Cited article

POPs and Gut Microbiota: Dietary Exposure Alters Ratio of Bacterial Species
Settings

Settings

Typeface
Text size Smaller Larger Reset View mode
Search within

Search within this article

Look up

Look up a word

  • Dictionary
  • Thesaurus
Please submit a word or phrase above.
Print this page

Print this page

Why can't I print more than one page at a time?

Help
Full screen
Items saved from this article
  • Highlights & Notes
  • Citations
Some of your highlights are legacy items.

Highlights saved before July 30, 2012 will not be displayed on their respective source pages.

You can easily re-create the highlights by opening the book page or article, selecting the text, and clicking “Highlight.”

matching results for page

    Questia reader help

    How to highlight and cite specific passages

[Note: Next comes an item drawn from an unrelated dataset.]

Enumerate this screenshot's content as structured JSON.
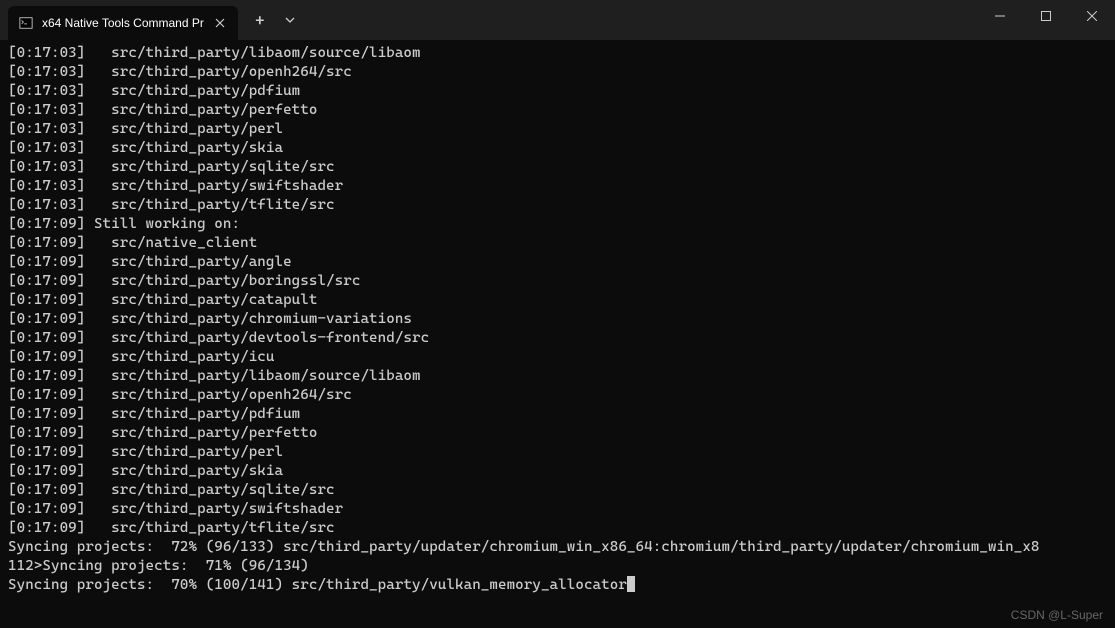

    1. Click or tap the first word you want to select.
    2. Click or tap the last word you want to select, and you’ll see everything in between get selected.
    3. You’ll then get a menu of options like creating a highlight or a citation from that passage of text.

    OK, got it!

    Cited passage

    Style
    Citations are available only to our active members.
    Buy instant access to cite pages or passages in MLA 8, MLA 7, APA and Chicago citation styles.

    "Portraying himself as an honest, ordinary person helped Lincoln identify with his audiences." (Einhorn, 1992, p. 25).

    "Portraying himself as an honest, ordinary person helped Lincoln identify with his audiences." (Einhorn 25)

    "Portraying himself as an honest, ordinary person helped Lincoln identify with his audiences." (Einhorn 25)

    "Portraying himself as an honest, ordinary person helped Lincoln identify with his audiences."1

    1. Lois J. Einhorn, Abraham Lincoln, the Orator: Penetrating the Lincoln Legend (Westport, CT: Greenwood Press, 1992), 25, http://www.questia.com/read/27419298.

    Cited passage

    Thanks for trying Questia!

    Please continue trying out our research tools, but please note, full functionality is available only to our active members.

    Your work will be lost once you leave this Web page.

    Buy instant access to save your work.

    Already a member? Log in now.

    Search by... Author
    Show... All Results Primary Sources Peer-reviewed

    Oops!

    An unknown error has occurred. Please click the button below to reload the page. If the problem persists, please try again in a little while.